#### INSTRUCTIONS FOR THE TASK:
In the data below, find every line that has the string "Scene", and copy it.

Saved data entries
··········

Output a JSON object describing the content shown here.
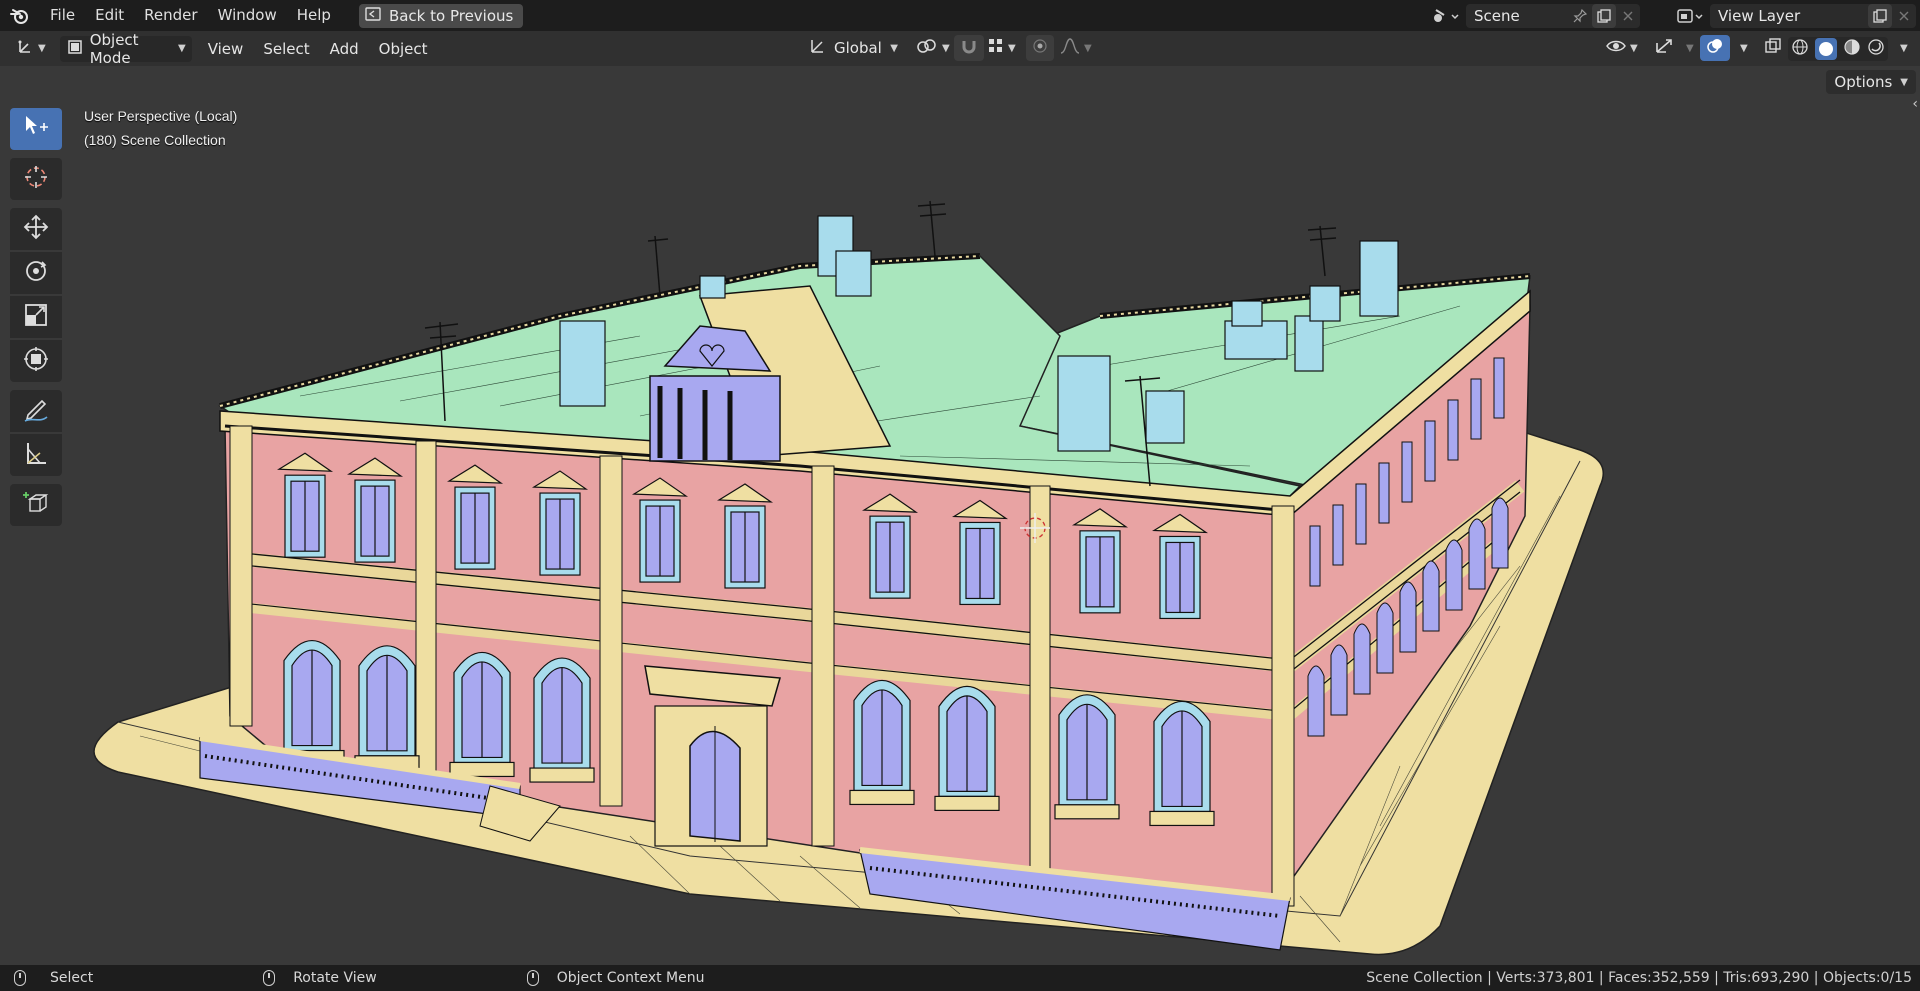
{
  "menubar": {
    "items": [
      "File",
      "Edit",
      "Render",
      "Window",
      "Help"
    ],
    "back_label": "Back to Previous",
    "scene_name": "Scene",
    "view_layer": "View Layer"
  },
  "header": {
    "mode": "Object Mode",
    "menus": [
      "View",
      "Select",
      "Add",
      "Object"
    ],
    "orientation": "Global",
    "options_label": "Options"
  },
  "viewport": {
    "perspective": "User Perspective (Local)",
    "collection": "(180) Scene Collection"
  },
  "toolbar": {
    "tools": [
      "select-box-tool",
      "cursor-tool",
      "move-tool",
      "rotate-tool",
      "scale-tool",
      "transform-tool",
      "annotate-tool",
      "measure-tool",
      "add-cube-tool"
    ],
    "active": "select-box-tool"
  },
  "statusbar": {
    "select": "Select",
    "rotate": "Rotate View",
    "context": "Object Context Menu",
    "stats": "Scene Collection | Verts:373,801 | Faces:352,559 | Tris:693,290 | Objects:0/15"
  },
  "colors": {
    "accent": "#4772b3",
    "wall": "#e8a3a3",
    "roof": "#a8e6bc",
    "ground": "#f0dfa0",
    "window": "#a8a8f0",
    "chimney": "#a8dcec"
  }
}
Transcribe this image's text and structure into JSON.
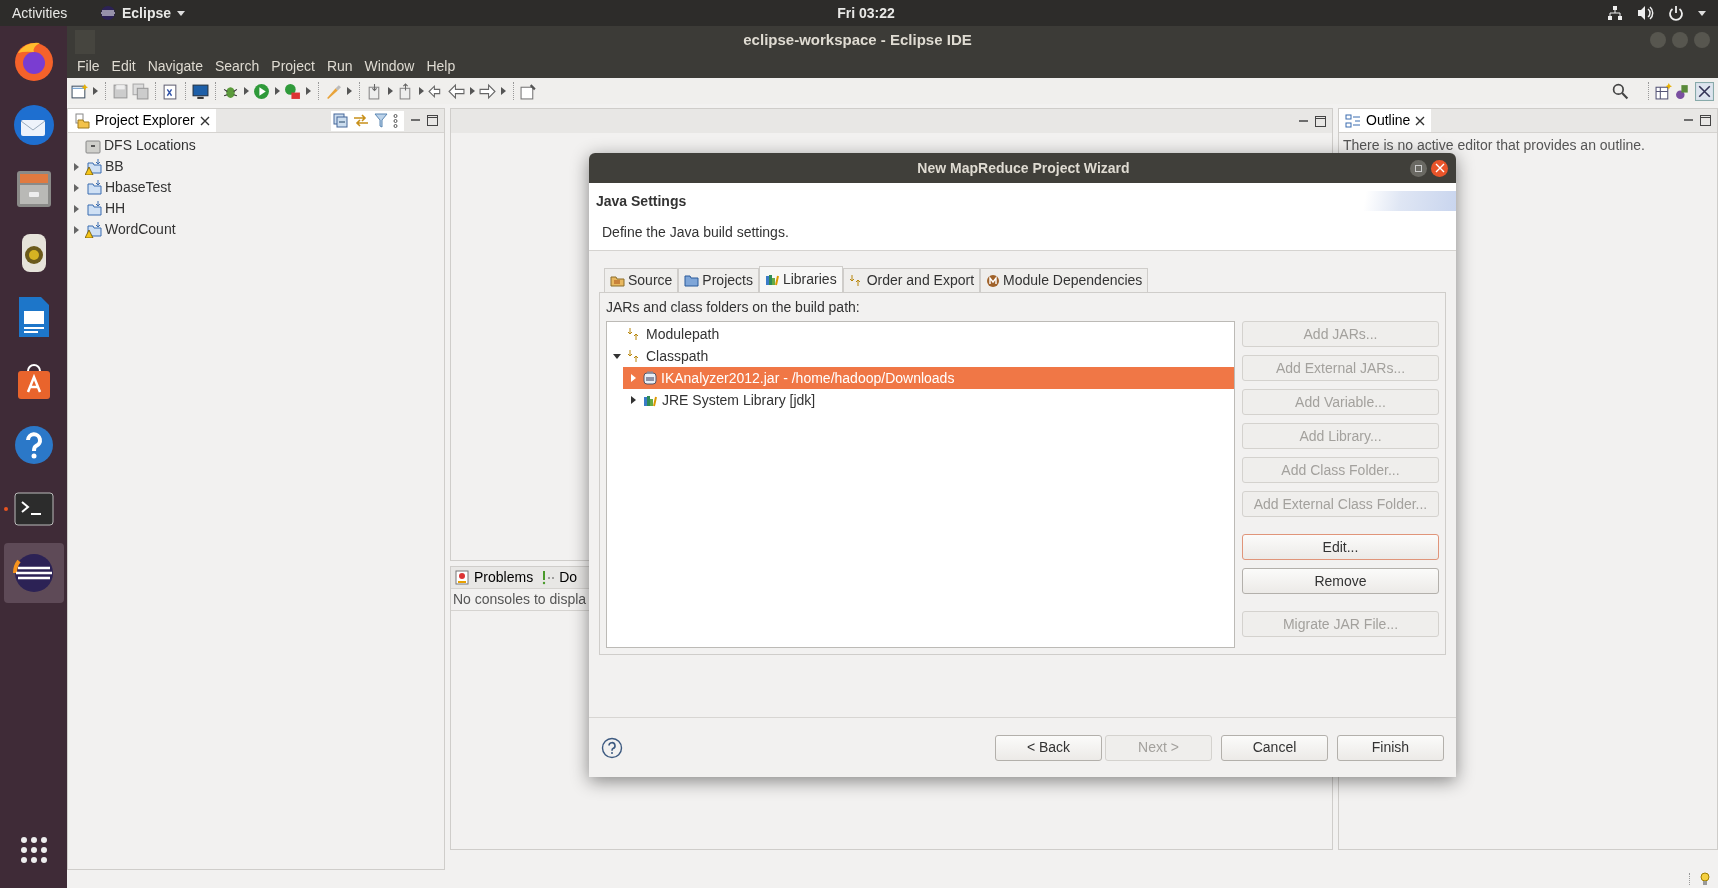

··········

#### TASK RESULT:
    "scene_name": "Scene",
    "collection": "(180) Scene Collection"
    "stats": "Scene Collection | Verts:373,801 | Faces:352,559 | Tris:693,290 | Objects:0/15"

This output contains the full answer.